By Libba Bray, Scholastic Press, $18.99, 400 pages
It was supposed to be a tropical vacation for fifty beauty pageant contestants, but it ended before it began. When the Miss Teen Dream pageant plane crashes on an island in the middle of the ocean, only a handful of girls survive. Beauty Queens, by Libba Bray, is the story of how a group of pampered pageant princesses battles to survive the jungle and each other.
At first, the girls wear their state sashes and continue practicing their group dance routine. But without pushy parents or stereotypes to live up to, things begin to change. The girls realize they don’t miss the teeth bleaching, waxing, relaxers, hysterical parents, judges, and rules. They stop referring to each other by state names.

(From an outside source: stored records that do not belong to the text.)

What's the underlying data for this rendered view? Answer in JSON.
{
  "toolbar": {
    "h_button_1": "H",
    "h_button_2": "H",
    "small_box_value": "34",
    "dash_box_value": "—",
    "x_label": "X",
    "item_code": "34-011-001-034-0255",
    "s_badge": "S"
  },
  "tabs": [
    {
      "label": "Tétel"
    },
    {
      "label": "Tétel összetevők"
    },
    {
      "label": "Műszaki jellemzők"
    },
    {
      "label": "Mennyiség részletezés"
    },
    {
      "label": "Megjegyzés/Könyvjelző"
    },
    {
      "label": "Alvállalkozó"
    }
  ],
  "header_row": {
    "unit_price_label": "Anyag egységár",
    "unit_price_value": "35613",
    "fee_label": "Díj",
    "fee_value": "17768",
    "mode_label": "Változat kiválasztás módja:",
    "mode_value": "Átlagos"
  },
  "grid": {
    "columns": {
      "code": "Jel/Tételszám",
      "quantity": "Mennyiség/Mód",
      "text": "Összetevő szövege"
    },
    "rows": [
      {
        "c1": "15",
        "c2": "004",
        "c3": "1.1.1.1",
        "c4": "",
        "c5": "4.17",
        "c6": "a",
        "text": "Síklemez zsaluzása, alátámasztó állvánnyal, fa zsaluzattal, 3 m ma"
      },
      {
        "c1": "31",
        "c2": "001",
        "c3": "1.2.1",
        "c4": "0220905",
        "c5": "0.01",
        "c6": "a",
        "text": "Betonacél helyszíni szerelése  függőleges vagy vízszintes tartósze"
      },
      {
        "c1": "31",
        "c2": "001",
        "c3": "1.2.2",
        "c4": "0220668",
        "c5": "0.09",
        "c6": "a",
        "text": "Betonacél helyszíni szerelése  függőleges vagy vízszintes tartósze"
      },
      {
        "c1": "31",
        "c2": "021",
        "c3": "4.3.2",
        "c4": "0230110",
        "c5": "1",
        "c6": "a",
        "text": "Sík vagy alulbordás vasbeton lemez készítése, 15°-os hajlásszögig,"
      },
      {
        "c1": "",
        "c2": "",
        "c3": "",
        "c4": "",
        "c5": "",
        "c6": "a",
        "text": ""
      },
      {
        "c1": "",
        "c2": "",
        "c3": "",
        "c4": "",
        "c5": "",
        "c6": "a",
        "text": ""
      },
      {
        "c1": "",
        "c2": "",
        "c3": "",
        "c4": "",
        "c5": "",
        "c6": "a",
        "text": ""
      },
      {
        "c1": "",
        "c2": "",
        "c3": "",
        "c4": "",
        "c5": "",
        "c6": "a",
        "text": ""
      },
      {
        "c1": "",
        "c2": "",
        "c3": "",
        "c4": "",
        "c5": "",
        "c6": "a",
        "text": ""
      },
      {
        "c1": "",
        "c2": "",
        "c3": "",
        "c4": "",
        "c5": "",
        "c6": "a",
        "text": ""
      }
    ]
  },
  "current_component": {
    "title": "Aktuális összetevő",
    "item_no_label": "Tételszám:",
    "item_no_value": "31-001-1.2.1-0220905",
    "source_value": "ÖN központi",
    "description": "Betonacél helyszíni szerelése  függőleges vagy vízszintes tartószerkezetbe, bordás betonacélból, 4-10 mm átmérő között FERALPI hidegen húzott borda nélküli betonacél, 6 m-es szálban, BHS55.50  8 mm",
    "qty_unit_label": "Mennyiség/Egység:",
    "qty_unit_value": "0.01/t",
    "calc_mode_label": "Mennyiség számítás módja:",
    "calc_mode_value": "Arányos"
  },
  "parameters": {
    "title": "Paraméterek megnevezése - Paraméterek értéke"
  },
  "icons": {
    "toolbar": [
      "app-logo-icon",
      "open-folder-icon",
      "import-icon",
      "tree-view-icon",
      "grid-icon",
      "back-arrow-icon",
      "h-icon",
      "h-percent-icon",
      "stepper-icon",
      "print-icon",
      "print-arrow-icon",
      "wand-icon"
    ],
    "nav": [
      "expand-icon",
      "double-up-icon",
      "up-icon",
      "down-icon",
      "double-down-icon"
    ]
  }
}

Although marketed for 13-18 year olds, adults will laugh and enjoy it as well. Bray’s critique of the pageant world is both positive and negative, and some people would consider it an unfair portrayal of beauty competitions and those who participate in them. But a society that has shows like Toddlers and Tiaras needs to look critically at the effects the pageant system has on women. Bray’s novel is a thoughtful contribution to the discussion, and it’s a fun read.
Reviewed by Kathryn Franklin